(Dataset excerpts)

= = = = =

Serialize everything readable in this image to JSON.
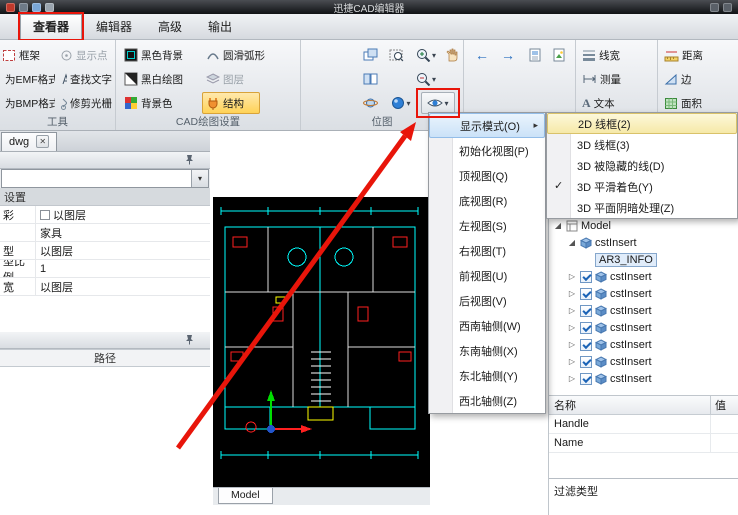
{
  "titlebar": {
    "title": "迅捷CAD编辑器"
  },
  "menubar": {
    "tabs": [
      {
        "label": "查看器"
      },
      {
        "label": "编辑器"
      },
      {
        "label": "高级"
      },
      {
        "label": "输出"
      }
    ]
  },
  "ribbon": {
    "tools": {
      "label": "工具",
      "frame": "框架",
      "emf": "为EMF格式",
      "bmp": "为BMP格式",
      "show_point": "显示点",
      "find_text": "查找文字",
      "trim_raster": "修剪光栅"
    },
    "cad": {
      "label": "CAD绘图设置",
      "black_bg": "黑色背景",
      "bw": "黑白绘图",
      "bg_color": "背景色",
      "smooth": "圆滑弧形",
      "layers": "图层",
      "structure": "结构"
    },
    "view": {
      "label": "位图"
    },
    "measure": {
      "line_width": "线宽",
      "measure": "测量",
      "text": "文本",
      "distance": "距离",
      "edge": "边",
      "area": "面积"
    }
  },
  "doc_tab": {
    "label": "dwg"
  },
  "left": {
    "category": "设置",
    "rows": [
      {
        "label": "彩",
        "value": "以图层"
      },
      {
        "label": "",
        "value": "家具"
      },
      {
        "label": "型",
        "value": "以图层"
      },
      {
        "label": "型比例",
        "value": "1"
      },
      {
        "label": "宽",
        "value": "以图层"
      }
    ],
    "path_header": "路径"
  },
  "canvas": {
    "layout_tab": "Model"
  },
  "menu": {
    "items": [
      {
        "label": "显示模式(O)"
      },
      {
        "label": "初始化视图(P)"
      },
      {
        "label": "顶视图(Q)"
      },
      {
        "label": "底视图(R)"
      },
      {
        "label": "左视图(S)"
      },
      {
        "label": "右视图(T)"
      },
      {
        "label": "前视图(U)"
      },
      {
        "label": "后视图(V)"
      },
      {
        "label": "西南轴侧(W)"
      },
      {
        "label": "东南轴侧(X)"
      },
      {
        "label": "东北轴侧(Y)"
      },
      {
        "label": "西北轴侧(Z)"
      }
    ]
  },
  "submenu": {
    "items": [
      {
        "label": "2D 线框(2)"
      },
      {
        "label": "3D 线框(3)"
      },
      {
        "label": "3D 被隐藏的线(D)"
      },
      {
        "label": "3D 平滑着色(Y)"
      },
      {
        "label": "3D 平面阴暗处理(Z)"
      }
    ]
  },
  "tree": {
    "root": "Model",
    "block": "cstInsert",
    "selected": "AR3_INFO",
    "items": [
      "cstInsert",
      "cstInsert",
      "cstInsert",
      "cstInsert",
      "cstInsert",
      "cstInsert",
      "cstInsert"
    ]
  },
  "detail": {
    "name_header": "名称",
    "value_header": "值",
    "rows": [
      {
        "label": "Handle",
        "value": ""
      },
      {
        "label": "Name",
        "value": ""
      }
    ],
    "filter": "过滤类型"
  },
  "icons": {
    "dropdown": "▾",
    "combo": "▾",
    "submenu_arrow": "▸",
    "check": "✓",
    "close": "✕",
    "back": "←",
    "forward": "→",
    "text": "A",
    "expand_open": "◢",
    "expand_closed": "▷"
  },
  "colors": {
    "annotation": "#e8150a",
    "structure_active": "#ffd257",
    "canvas_bg": "#000000",
    "cad_line": "#00ffff"
  }
}
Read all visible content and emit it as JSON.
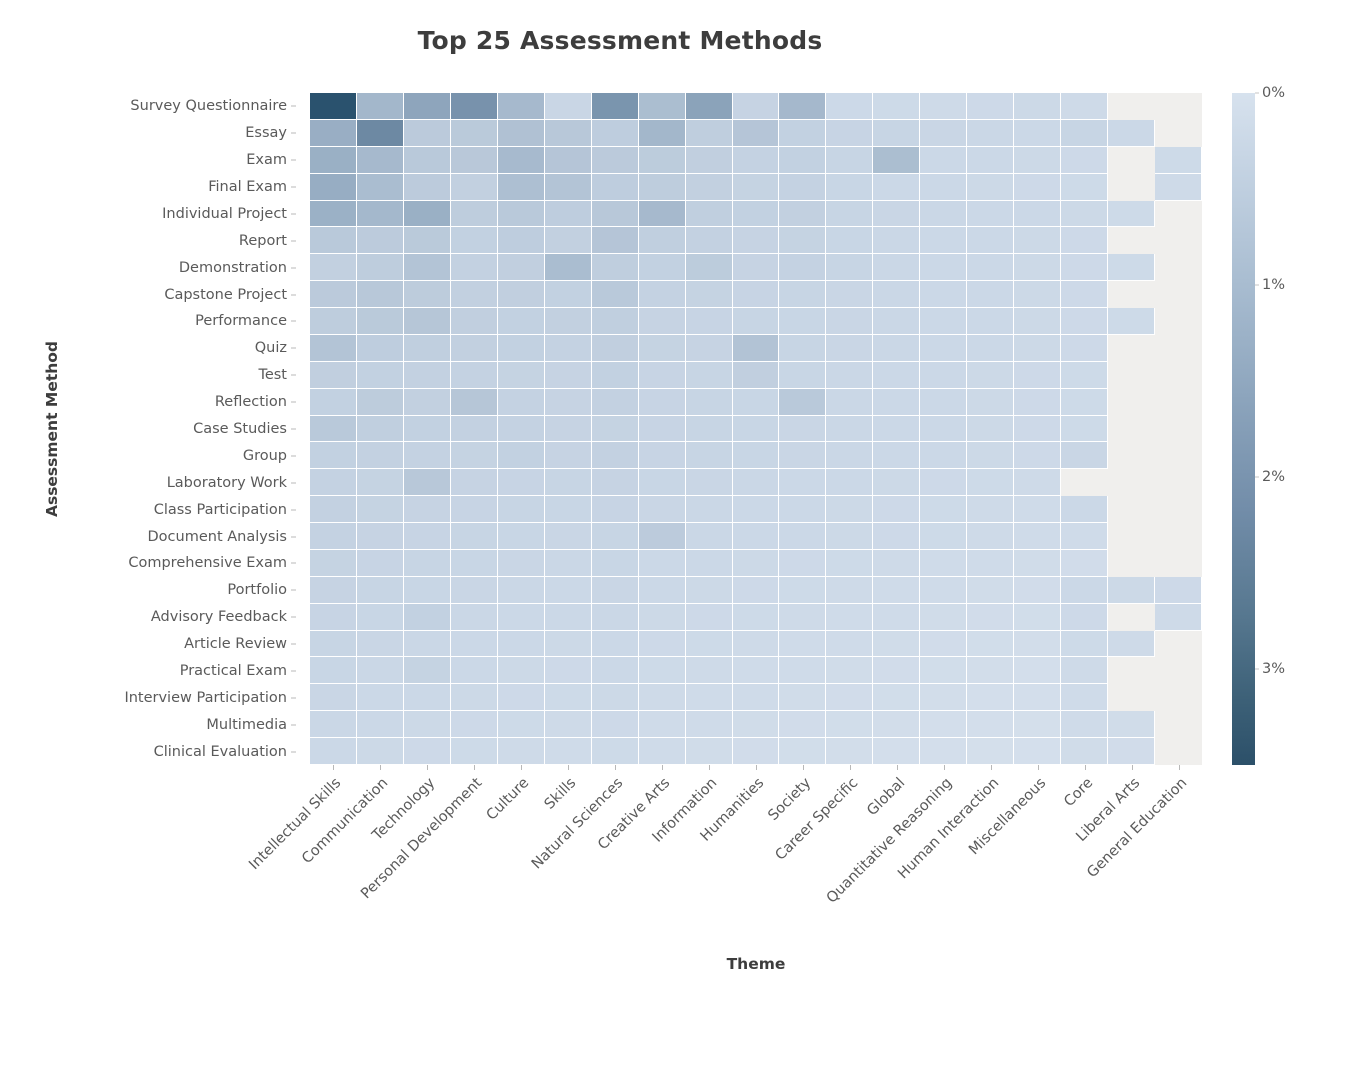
{
  "chart_data": {
    "type": "heatmap",
    "title": "Top 25 Assessment Methods",
    "xlabel": "Theme",
    "ylabel": "Assessment Method",
    "grid": false,
    "legend_position": "right",
    "colorbar": {
      "title": "",
      "orientation": "vertical",
      "reversed": true,
      "range": [
        0,
        3.5
      ],
      "unit": "%",
      "tick_labels": [
        "0%",
        "1%",
        "2%",
        "3%"
      ],
      "tick_values": [
        0,
        1,
        2,
        3
      ],
      "low_color": "#dbe4ef",
      "high_color": "#2c5069",
      "missing_color": "#f0efed"
    },
    "x_categories": [
      "Intellectual Skills",
      "Communication",
      "Technology",
      "Personal Development",
      "Culture",
      "Skills",
      "Natural Sciences",
      "Creative Arts",
      "Information",
      "Humanities",
      "Society",
      "Career Specific",
      "Global",
      "Quantitative Reasoning",
      "Human Interaction",
      "Miscellaneous",
      "Core",
      "Liberal Arts",
      "General Education"
    ],
    "y_categories": [
      "Survey Questionnaire",
      "Essay",
      "Exam",
      "Final Exam",
      "Individual Project",
      "Report",
      "Demonstration",
      "Capstone Project",
      "Performance",
      "Quiz",
      "Test",
      "Reflection",
      "Case Studies",
      "Group",
      "Laboratory Work",
      "Class Participation",
      "Document Analysis",
      "Comprehensive Exam",
      "Portfolio",
      "Advisory Feedback",
      "Article Review",
      "Practical Exam",
      "Interview Participation",
      "Multimedia",
      "Clinical Evaluation"
    ],
    "values": [
      [
        3.4,
        1.35,
        1.75,
        2.15,
        1.3,
        0.55,
        2.1,
        1.2,
        1.8,
        0.62,
        1.32,
        0.45,
        0.42,
        0.4,
        0.44,
        0.46,
        0.4,
        null,
        null
      ],
      [
        1.55,
        2.35,
        0.88,
        0.9,
        1.12,
        0.95,
        0.8,
        1.35,
        0.78,
        1.02,
        0.7,
        0.6,
        0.58,
        0.54,
        0.52,
        0.5,
        0.58,
        0.48,
        null
      ],
      [
        1.52,
        1.3,
        0.92,
        0.94,
        1.28,
        1.02,
        0.88,
        0.85,
        0.74,
        0.66,
        0.7,
        0.58,
        1.2,
        0.5,
        0.48,
        0.46,
        0.44,
        null,
        0.42
      ],
      [
        1.58,
        1.22,
        0.86,
        0.72,
        1.16,
        1.05,
        0.8,
        0.82,
        0.72,
        0.64,
        0.66,
        0.56,
        0.5,
        0.48,
        0.46,
        0.44,
        0.42,
        null,
        0.4
      ],
      [
        1.5,
        1.34,
        1.52,
        0.82,
        0.92,
        0.8,
        0.95,
        1.3,
        0.76,
        0.7,
        0.72,
        0.58,
        0.54,
        0.52,
        0.5,
        0.48,
        0.46,
        0.42,
        null
      ],
      [
        0.92,
        0.86,
        0.9,
        0.7,
        0.8,
        0.72,
        1.02,
        0.75,
        0.68,
        0.62,
        0.64,
        0.56,
        0.52,
        0.5,
        0.48,
        0.46,
        0.44,
        null,
        null
      ],
      [
        0.72,
        0.82,
        1.05,
        0.68,
        0.74,
        1.22,
        0.78,
        0.7,
        0.85,
        0.62,
        0.66,
        0.58,
        0.52,
        0.5,
        0.48,
        0.46,
        0.44,
        0.42,
        null
      ],
      [
        0.88,
        0.95,
        0.84,
        0.72,
        0.74,
        0.7,
        0.92,
        0.66,
        0.64,
        0.6,
        0.58,
        0.54,
        0.52,
        0.5,
        0.48,
        0.46,
        0.44,
        null,
        null
      ],
      [
        0.82,
        0.9,
        1.0,
        0.74,
        0.7,
        0.72,
        0.76,
        0.62,
        0.6,
        0.58,
        0.56,
        0.54,
        0.52,
        0.5,
        0.48,
        0.46,
        0.44,
        0.42,
        null
      ],
      [
        1.05,
        0.8,
        0.76,
        0.72,
        0.7,
        0.66,
        0.74,
        0.64,
        0.62,
        1.08,
        0.58,
        0.54,
        0.52,
        0.5,
        0.48,
        0.46,
        0.44,
        null,
        null
      ],
      [
        0.74,
        0.7,
        0.68,
        0.66,
        0.64,
        0.62,
        0.7,
        0.6,
        0.58,
        0.74,
        0.56,
        0.52,
        0.5,
        0.48,
        0.46,
        0.44,
        0.42,
        null,
        null
      ],
      [
        0.7,
        0.84,
        0.72,
        1.0,
        0.66,
        0.62,
        0.68,
        0.6,
        0.58,
        0.56,
        0.92,
        0.52,
        0.5,
        0.48,
        0.46,
        0.44,
        0.42,
        null,
        null
      ],
      [
        0.92,
        0.76,
        0.7,
        0.68,
        0.66,
        0.62,
        0.64,
        0.6,
        0.58,
        0.56,
        0.54,
        0.52,
        0.5,
        0.48,
        0.46,
        0.44,
        0.42,
        null,
        null
      ],
      [
        0.7,
        0.68,
        0.66,
        0.64,
        0.7,
        0.62,
        0.68,
        0.6,
        0.58,
        0.56,
        0.54,
        0.52,
        0.5,
        0.48,
        0.46,
        0.44,
        0.54,
        null,
        null
      ],
      [
        0.66,
        0.64,
        0.96,
        0.62,
        0.6,
        0.58,
        0.62,
        0.56,
        0.54,
        0.52,
        0.5,
        0.48,
        0.46,
        0.44,
        0.42,
        0.4,
        null,
        null,
        null
      ],
      [
        0.68,
        0.64,
        0.62,
        0.6,
        0.58,
        0.56,
        0.6,
        0.54,
        0.52,
        0.5,
        0.48,
        0.46,
        0.44,
        0.42,
        0.4,
        0.38,
        0.5,
        null,
        null
      ],
      [
        0.66,
        0.62,
        0.6,
        0.58,
        0.56,
        0.54,
        0.58,
        0.86,
        0.52,
        0.5,
        0.48,
        0.46,
        0.44,
        0.42,
        0.4,
        0.38,
        0.36,
        null,
        null
      ],
      [
        0.64,
        0.6,
        0.58,
        0.56,
        0.54,
        0.52,
        0.56,
        0.5,
        0.48,
        0.46,
        0.44,
        0.42,
        0.4,
        0.38,
        0.36,
        0.34,
        0.32,
        null,
        null
      ],
      [
        0.62,
        0.58,
        0.56,
        0.54,
        0.52,
        0.5,
        0.54,
        0.48,
        0.46,
        0.44,
        0.42,
        0.4,
        0.38,
        0.36,
        0.34,
        0.32,
        0.48,
        0.46,
        0.44
      ],
      [
        0.6,
        0.56,
        0.7,
        0.52,
        0.5,
        0.48,
        0.52,
        0.46,
        0.44,
        0.42,
        0.4,
        0.38,
        0.36,
        0.34,
        0.32,
        0.3,
        0.44,
        null,
        0.4
      ],
      [
        0.58,
        0.54,
        0.52,
        0.5,
        0.48,
        0.46,
        0.5,
        0.44,
        0.42,
        0.4,
        0.38,
        0.36,
        0.34,
        0.32,
        0.3,
        0.28,
        0.42,
        0.4,
        null
      ],
      [
        0.56,
        0.52,
        0.64,
        0.48,
        0.46,
        0.44,
        0.48,
        0.42,
        0.4,
        0.38,
        0.36,
        0.34,
        0.32,
        0.3,
        0.28,
        0.26,
        0.4,
        null,
        null
      ],
      [
        0.54,
        0.5,
        0.48,
        0.46,
        0.44,
        0.42,
        0.46,
        0.4,
        0.38,
        0.36,
        0.34,
        0.32,
        0.3,
        0.28,
        0.26,
        0.24,
        0.38,
        null,
        null
      ],
      [
        0.52,
        0.48,
        0.46,
        0.44,
        0.42,
        0.4,
        0.44,
        0.38,
        0.36,
        0.34,
        0.32,
        0.3,
        0.28,
        0.26,
        0.24,
        0.22,
        0.36,
        0.34,
        null
      ],
      [
        0.5,
        0.46,
        0.44,
        0.42,
        0.4,
        0.38,
        0.42,
        0.36,
        0.34,
        0.32,
        0.3,
        0.28,
        0.26,
        0.24,
        0.22,
        0.2,
        0.34,
        0.32,
        null
      ]
    ]
  }
}
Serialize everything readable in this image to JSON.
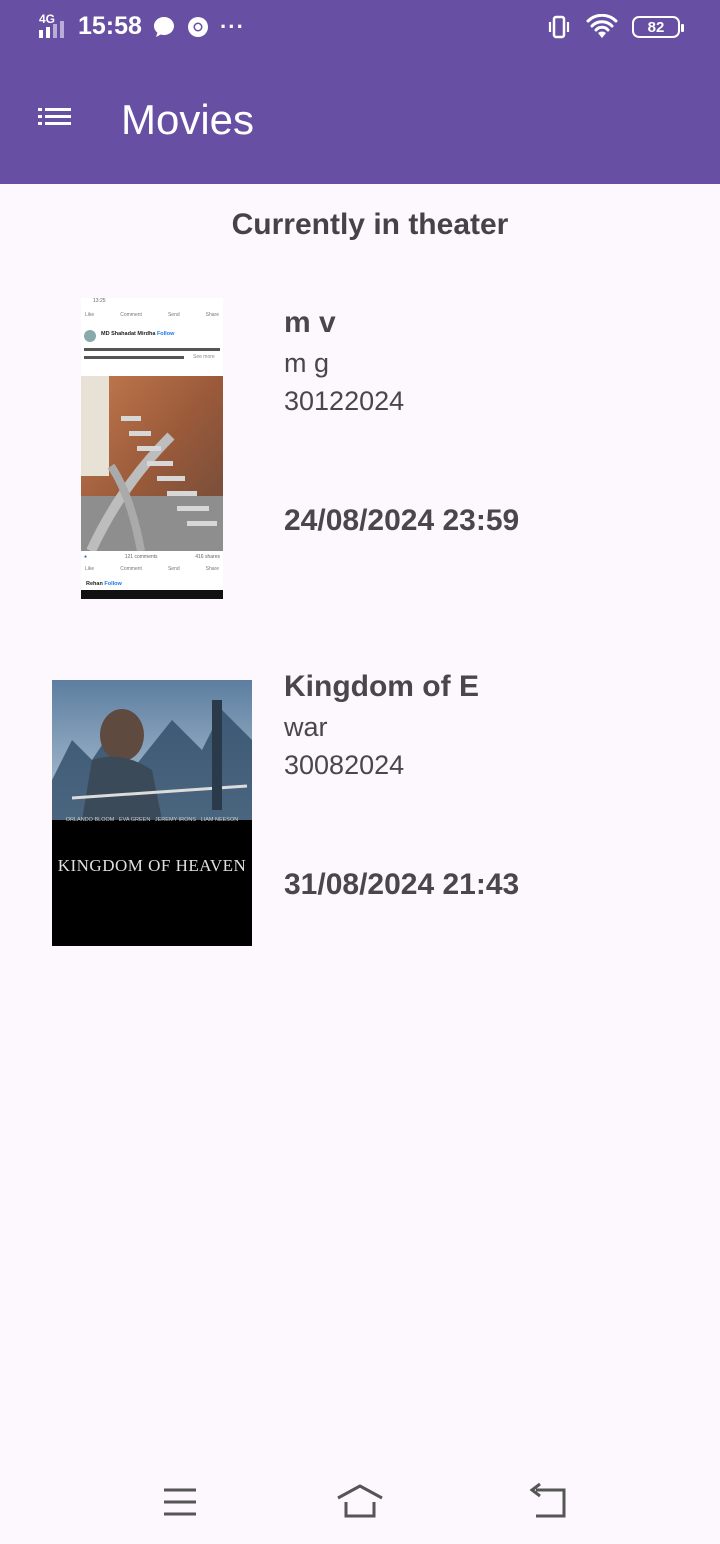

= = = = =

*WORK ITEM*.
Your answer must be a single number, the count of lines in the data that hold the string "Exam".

*ANSWER TO THE PROBLEM*.
4